South African Economy
Information on the economy of South Africa brought to you by Conference Venues South Africa including South Africa's resources, Stock Exchange, employment and currency.
South Africa is a well-developed commercial country with an abundant supply of resources. The country excels in the energy, legal, transport and communications sectors and has one of the top ranked stock exchanges in the world. South Africa has a modern infrastructure supporting an efficient distribution of goods to main urban centres throughout the entire region.
Development in South Africa is significantly localised around Cape Town, Port Elizabeth, Durban, and Gauteng; beyond these four commercial centres development is minimal. The vast majority of South Africans are therefore poor, but key marginal areas, such as Rustenburg, Nelspruit, Bloemfontein, the KwaZulu-Natal North Coast and the Cape West Coast, have experienced rapid growth recently. .
Unemployment is unfortunately high, and income inequality is comparitive to countries such as Brazil. South Africa suffers from relatively large overall regulation burden compared to developed countries. State ownership and interference are barriers to entry in many areas. Restrictive labour regulations also contribute to unemployment.
South Africa is a popular tourist destination with a substantial amount of revenue coming from tourism. The main attractions are varied and picturesque, the game reserves and local wine farms are highly regarded.
The Rand is the most actively traded market currency in the world for an emerging country. It has joined a group of fifteen currencies where forex transactions are settled immediately, thus lowering the risks of transacting across time zones.
With the high unemployment levels amongst poorer South Africans, xenophobia is still a problem and some South Africans feel that immigrants are depriving them of jobs. Refugees from poorer neighbouring countries represent a large portion of the informal sector. Many South African immigrants continue to live in poverty, and the immigration policy has become ever more restrictive since 1994.

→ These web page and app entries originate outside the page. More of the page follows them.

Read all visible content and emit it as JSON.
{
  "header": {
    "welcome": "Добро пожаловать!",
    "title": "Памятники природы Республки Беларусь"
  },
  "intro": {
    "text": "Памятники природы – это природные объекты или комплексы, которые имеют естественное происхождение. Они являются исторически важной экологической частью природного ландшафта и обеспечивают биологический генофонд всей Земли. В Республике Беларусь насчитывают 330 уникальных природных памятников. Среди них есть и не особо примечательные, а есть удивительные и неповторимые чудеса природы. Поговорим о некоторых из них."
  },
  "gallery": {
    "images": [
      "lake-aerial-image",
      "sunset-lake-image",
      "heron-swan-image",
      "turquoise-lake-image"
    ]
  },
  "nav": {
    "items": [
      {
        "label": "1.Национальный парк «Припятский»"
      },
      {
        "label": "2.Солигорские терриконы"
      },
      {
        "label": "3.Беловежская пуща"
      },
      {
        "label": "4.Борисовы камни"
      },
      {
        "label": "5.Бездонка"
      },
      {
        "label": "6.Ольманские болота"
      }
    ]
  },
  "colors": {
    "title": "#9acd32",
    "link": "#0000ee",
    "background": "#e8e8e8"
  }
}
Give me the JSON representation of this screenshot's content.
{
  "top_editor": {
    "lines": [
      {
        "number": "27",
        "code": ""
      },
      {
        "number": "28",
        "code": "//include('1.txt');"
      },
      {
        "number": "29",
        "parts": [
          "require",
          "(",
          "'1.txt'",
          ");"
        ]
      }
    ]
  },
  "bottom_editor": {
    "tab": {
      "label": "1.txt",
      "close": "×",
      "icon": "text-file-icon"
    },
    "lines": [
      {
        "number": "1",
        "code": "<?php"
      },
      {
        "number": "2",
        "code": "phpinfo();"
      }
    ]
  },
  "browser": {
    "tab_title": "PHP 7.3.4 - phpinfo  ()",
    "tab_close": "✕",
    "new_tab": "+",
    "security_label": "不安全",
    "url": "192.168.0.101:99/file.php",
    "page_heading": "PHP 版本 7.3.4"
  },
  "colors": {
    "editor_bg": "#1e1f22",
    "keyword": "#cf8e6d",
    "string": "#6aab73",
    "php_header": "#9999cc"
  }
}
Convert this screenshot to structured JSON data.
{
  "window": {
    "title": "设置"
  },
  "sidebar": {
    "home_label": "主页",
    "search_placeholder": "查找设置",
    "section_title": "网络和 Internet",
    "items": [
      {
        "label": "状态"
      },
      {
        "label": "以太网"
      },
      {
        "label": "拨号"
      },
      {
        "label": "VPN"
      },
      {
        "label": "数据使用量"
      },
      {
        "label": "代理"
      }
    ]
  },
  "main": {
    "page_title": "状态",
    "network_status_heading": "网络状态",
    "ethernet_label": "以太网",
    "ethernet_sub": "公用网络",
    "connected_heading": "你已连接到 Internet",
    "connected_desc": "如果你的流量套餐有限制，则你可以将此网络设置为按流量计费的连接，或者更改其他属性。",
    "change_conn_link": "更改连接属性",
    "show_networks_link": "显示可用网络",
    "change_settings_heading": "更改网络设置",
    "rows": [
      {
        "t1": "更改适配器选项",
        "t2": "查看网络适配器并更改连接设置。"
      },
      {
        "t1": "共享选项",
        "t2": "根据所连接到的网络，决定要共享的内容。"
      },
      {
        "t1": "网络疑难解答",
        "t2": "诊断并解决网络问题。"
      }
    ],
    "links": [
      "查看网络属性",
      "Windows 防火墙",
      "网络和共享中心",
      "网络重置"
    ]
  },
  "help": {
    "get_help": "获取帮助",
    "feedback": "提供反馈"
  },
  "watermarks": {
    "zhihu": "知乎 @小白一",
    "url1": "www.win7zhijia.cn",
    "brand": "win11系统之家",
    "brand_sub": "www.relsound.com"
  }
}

South has multiple trading partners in other African countries. Other international trading countries include Germany, the United States, China, Japan, the United Kingdom and Spain. Chief exports include corn, diamonds, fruits, gold, metals and minerals, sugar, and wool. Machinery and transportation equipment make up a third of imports to South Africa. Other imports include chemicals, manufactured goods, and petroleum.